When Bank Indonesia bought bonds directly from the state in 2020, a highly unconventional step, it was framed as a one-time event to deal with the demands of the pandemic and a swoon in the economy, but it was renewed for a couple of years and Jokowi has spoken of his desire to see a permanently closer relationship between monetary and fiscal authorities.
Given the president’s personal push for Nusantara and his framing of the issue as one of economic development, do not be surprised to see rupiah notes featuring the new city’s landmarks or maps of East Kalimantan.
Laws can be amended and who knows what the sausage-making will look like under Jokowi’s successor.
One prominent contender, Indonesian Minister of Defense Prabowo Subianto, looks like he is onboard. In a village not far from the entrance to the new city’s perimeter, a giant campaign billboard welcomes drivers to Nusantara.
Whether the political class loses interest or the grand design falters, though, it will not alter Jakarta’s frightening math.
Without comprehensive action, central Jakarta will be inundated by 2050, said Nirwono Joga, a landscape architect and urban researcher who has written several books on town planning.
One way or another, Indonesia is going to need a bigger boat.
Daniel Moss is a Bloomberg Opinion columnist covering Asian economies. Previously, he was executive editor of Bloomberg News for economics.

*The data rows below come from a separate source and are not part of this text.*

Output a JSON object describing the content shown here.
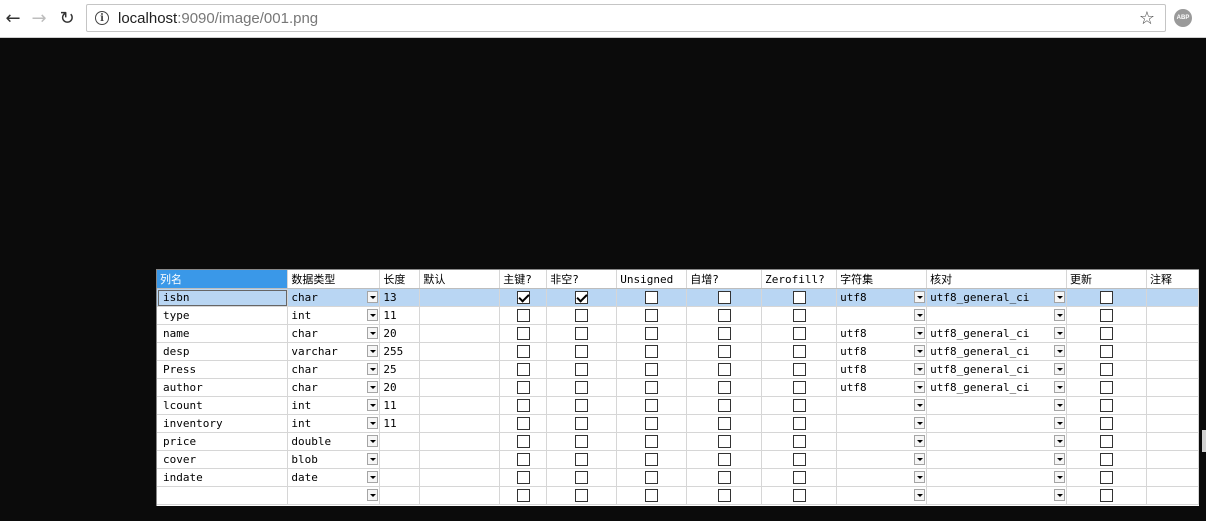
{
  "browser": {
    "url_host": "localhost",
    "url_rest": ":9090/image/001.png",
    "back_icon": "arrow-left-icon",
    "forward_icon": "arrow-right-icon",
    "reload_icon": "reload-icon",
    "info_icon": "info-icon",
    "bookmark_icon": "star-icon",
    "extension_label": "ABP"
  },
  "grid": {
    "headers": [
      "列名",
      "数据类型",
      "长度",
      "默认",
      "主键?",
      "非空?",
      "Unsigned",
      "自增?",
      "Zerofill?",
      "字符集",
      "核对",
      "更新",
      "注释"
    ],
    "rows": [
      {
        "name": "isbn",
        "type": "char",
        "length": "13",
        "default": "",
        "pk": true,
        "notnull": true,
        "unsigned": false,
        "autoinc": false,
        "zerofill": false,
        "charset": "utf8",
        "collation": "utf8_general_ci",
        "update": false,
        "comment": ""
      },
      {
        "name": "type",
        "type": "int",
        "length": "11",
        "default": "",
        "pk": false,
        "notnull": false,
        "unsigned": false,
        "autoinc": false,
        "zerofill": false,
        "charset": "",
        "collation": "",
        "update": false,
        "comment": ""
      },
      {
        "name": "name",
        "type": "char",
        "length": "20",
        "default": "",
        "pk": false,
        "notnull": false,
        "unsigned": false,
        "autoinc": false,
        "zerofill": false,
        "charset": "utf8",
        "collation": "utf8_general_ci",
        "update": false,
        "comment": ""
      },
      {
        "name": "desp",
        "type": "varchar",
        "length": "255",
        "default": "",
        "pk": false,
        "notnull": false,
        "unsigned": false,
        "autoinc": false,
        "zerofill": false,
        "charset": "utf8",
        "collation": "utf8_general_ci",
        "update": false,
        "comment": ""
      },
      {
        "name": "Press",
        "type": "char",
        "length": "25",
        "default": "",
        "pk": false,
        "notnull": false,
        "unsigned": false,
        "autoinc": false,
        "zerofill": false,
        "charset": "utf8",
        "collation": "utf8_general_ci",
        "update": false,
        "comment": ""
      },
      {
        "name": "author",
        "type": "char",
        "length": "20",
        "default": "",
        "pk": false,
        "notnull": false,
        "unsigned": false,
        "autoinc": false,
        "zerofill": false,
        "charset": "utf8",
        "collation": "utf8_general_ci",
        "update": false,
        "comment": ""
      },
      {
        "name": "lcount",
        "type": "int",
        "length": "11",
        "default": "",
        "pk": false,
        "notnull": false,
        "unsigned": false,
        "autoinc": false,
        "zerofill": false,
        "charset": "",
        "collation": "",
        "update": false,
        "comment": ""
      },
      {
        "name": "inventory",
        "type": "int",
        "length": "11",
        "default": "",
        "pk": false,
        "notnull": false,
        "unsigned": false,
        "autoinc": false,
        "zerofill": false,
        "charset": "",
        "collation": "",
        "update": false,
        "comment": ""
      },
      {
        "name": "price",
        "type": "double",
        "length": "",
        "default": "",
        "pk": false,
        "notnull": false,
        "unsigned": false,
        "autoinc": false,
        "zerofill": false,
        "charset": "",
        "collation": "",
        "update": false,
        "comment": ""
      },
      {
        "name": "cover",
        "type": "blob",
        "length": "",
        "default": "",
        "pk": false,
        "notnull": false,
        "unsigned": false,
        "autoinc": false,
        "zerofill": false,
        "charset": "",
        "collation": "",
        "update": false,
        "comment": ""
      },
      {
        "name": "indate",
        "type": "date",
        "length": "",
        "default": "",
        "pk": false,
        "notnull": false,
        "unsigned": false,
        "autoinc": false,
        "zerofill": false,
        "charset": "",
        "collation": "",
        "update": false,
        "comment": ""
      },
      {
        "name": "",
        "type": "",
        "length": "",
        "default": "",
        "pk": false,
        "notnull": false,
        "unsigned": false,
        "autoinc": false,
        "zerofill": false,
        "charset": "",
        "collation": "",
        "update": false,
        "comment": ""
      }
    ],
    "selected_row": 0,
    "colors": {
      "selected_header": "#3a98e8",
      "selected_row": "#b9d6f3",
      "background": "#0b0b0b"
    }
  }
}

Criticisms of corruption, a poorly managed bureaucracy and uninformed, unprincipled or unaccomplished policy in China are often met with harsh punishments. Many protesters in the “blank paper movement,” for example, have been disappeared by the authorities. Meanwhile, the WHO has asked China to provide data on its COVID-19 situation, with the Chinese government choosing to disseminate propaganda instead. The first amendment of the US Constitution, written in 1791, prohibits the US government from abridging the freedom of speech, press, assembly, petition, or religion. More than 200 years later, China, the world’s second-largest economy, still lacks the freedoms of speech and the press,
Taiwan Semiconductor Manufacturing Co (TSMC), the pride of the nation, has recently become a villain to residents of Tainan’s Annan District (安南). In 2017, TSMC announced plans to build the world’s first 3-nanometer fab in Anding District (安定). While the project was once welcomed by residents of Tainan, it has since become a source of controversy. The new fab requires a huge amount of electricity to operate. To meet TSMC’s surging electricity demand, plans are under way to construct a 1.2 gigawatt gas power station near a residential area in Annan District. More than 10,000 Annan residents have signed a petition

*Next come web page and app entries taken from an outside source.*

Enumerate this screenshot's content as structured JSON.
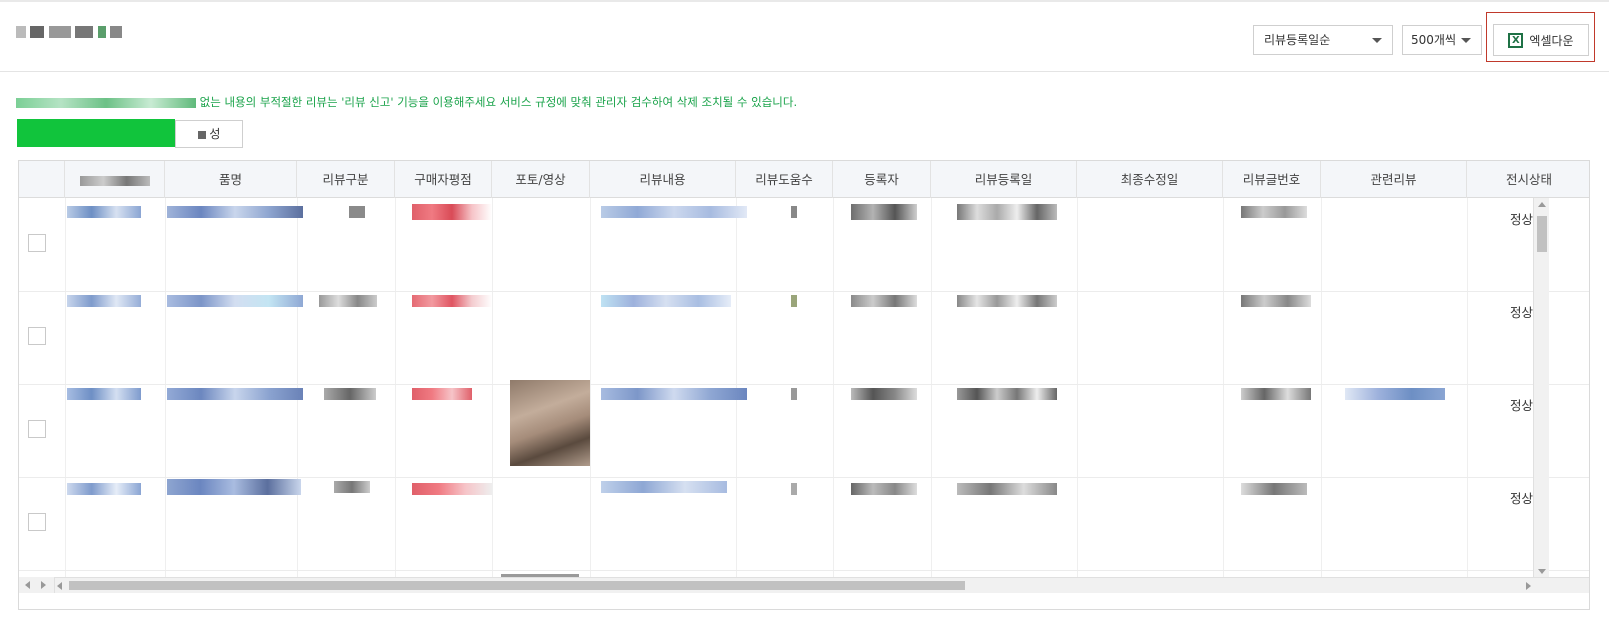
{
  "header": {
    "sort_select": {
      "selected": "리뷰등록일순"
    },
    "per_page_select": {
      "selected": "500개씩"
    },
    "excel_button": {
      "icon": "excel-icon",
      "icon_glyph": "X",
      "label": "엑셀다운"
    }
  },
  "notice": {
    "text": "없는 내용의 부적절한 리뷰는 '리뷰 신고' 기능을 이용해주세요 서비스 규정에 맞춰 관리자 검수하여 삭제 조치될 수 있습니다.",
    "color": "#1aa34a"
  },
  "actions": {
    "primary_color": "#11c43c",
    "secondary_label": "성"
  },
  "table": {
    "columns": [
      "품명",
      "리뷰구분",
      "구매자평점",
      "포토/영상",
      "리뷰내용",
      "리뷰도움수",
      "등록자",
      "리뷰등록일",
      "최종수정일",
      "리뷰글번호",
      "관련리뷰",
      "전시상태"
    ],
    "rows": [
      {
        "status": "정상"
      },
      {
        "status": "정상"
      },
      {
        "status": "정상"
      },
      {
        "status": "정상"
      }
    ]
  }
}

As the People’s Republic of China (PRC) constantly strives to rewrite the Taiwan narrative, it is important to regularly update and correct the stereotypes that the PRC tries to foist on Taiwan and the world. A primary stereotype is that Taiwan has always been a part of China and its corollary that Taiwan has been a part of China since time immemorial. Both are false. Taiwan has always been a part of the vast Austronesian empire, which stretched from Madagascar in the west to Easter Island in the east and from Taiwan in the north to New Zealand in the south. That

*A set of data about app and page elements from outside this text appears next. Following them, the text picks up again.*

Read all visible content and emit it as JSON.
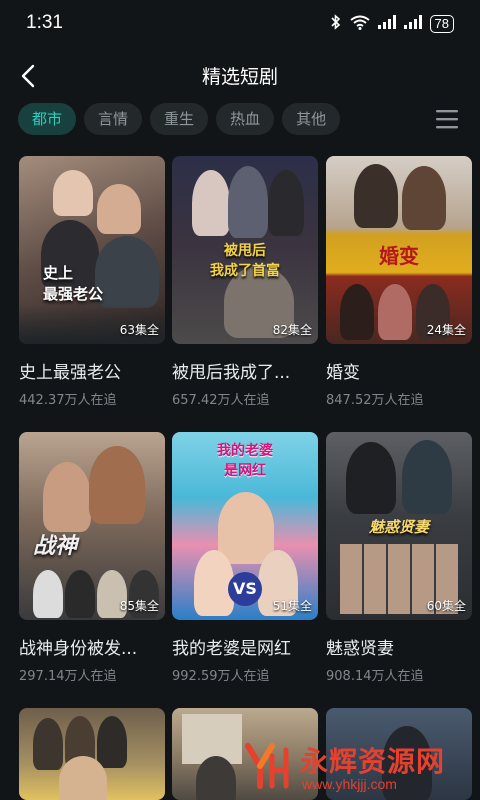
{
  "status": {
    "time": "1:31",
    "battery": "78"
  },
  "header": {
    "title": "精选短剧"
  },
  "tabs": [
    {
      "label": "都市",
      "active": true
    },
    {
      "label": "言情",
      "active": false
    },
    {
      "label": "重生",
      "active": false
    },
    {
      "label": "热血",
      "active": false
    },
    {
      "label": "其他",
      "active": false
    }
  ],
  "dramas": [
    {
      "title": "史上最强老公",
      "episodes": "63集全",
      "views": "442.37万人在追",
      "poster_text": "史上\n最强老公"
    },
    {
      "title": "被甩后我成了...",
      "episodes": "82集全",
      "views": "657.42万人在追",
      "poster_text": "被甩后\n我成了首富"
    },
    {
      "title": "婚变",
      "episodes": "24集全",
      "views": "847.52万人在追",
      "poster_text": "婚变"
    },
    {
      "title": "战神身份被发...",
      "episodes": "85集全",
      "views": "297.14万人在追",
      "poster_text": "战神"
    },
    {
      "title": "我的老婆是网红",
      "episodes": "51集全",
      "views": "992.59万人在追",
      "poster_text": "我的老婆\n是网红"
    },
    {
      "title": "魅惑贤妻",
      "episodes": "60集全",
      "views": "908.14万人在追",
      "poster_text": "魅惑贤妻"
    }
  ],
  "watermark": {
    "title": "永辉资源网",
    "url": "www.yhkjjj.com"
  }
}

I first visited Taiwan in 1985, when I was deputed by His Holiness the Dalai Lama to start a dialogue with the Chinese Nationalist Party (KMT). I spent three days talking to officials, the end result being the signing of an agreement where the Republic of China (ROC) recognized the right to self-determination of Tibetans. According to official KMT records in Nanking, Tibet never paid taxes to the ROC government. In 1997, the Dalai Lama made his first ever visit to Taiwan on the invitation of then-president Lee Teng-hui (李登輝). Lee took the bold step of opening Taiwan’s doors to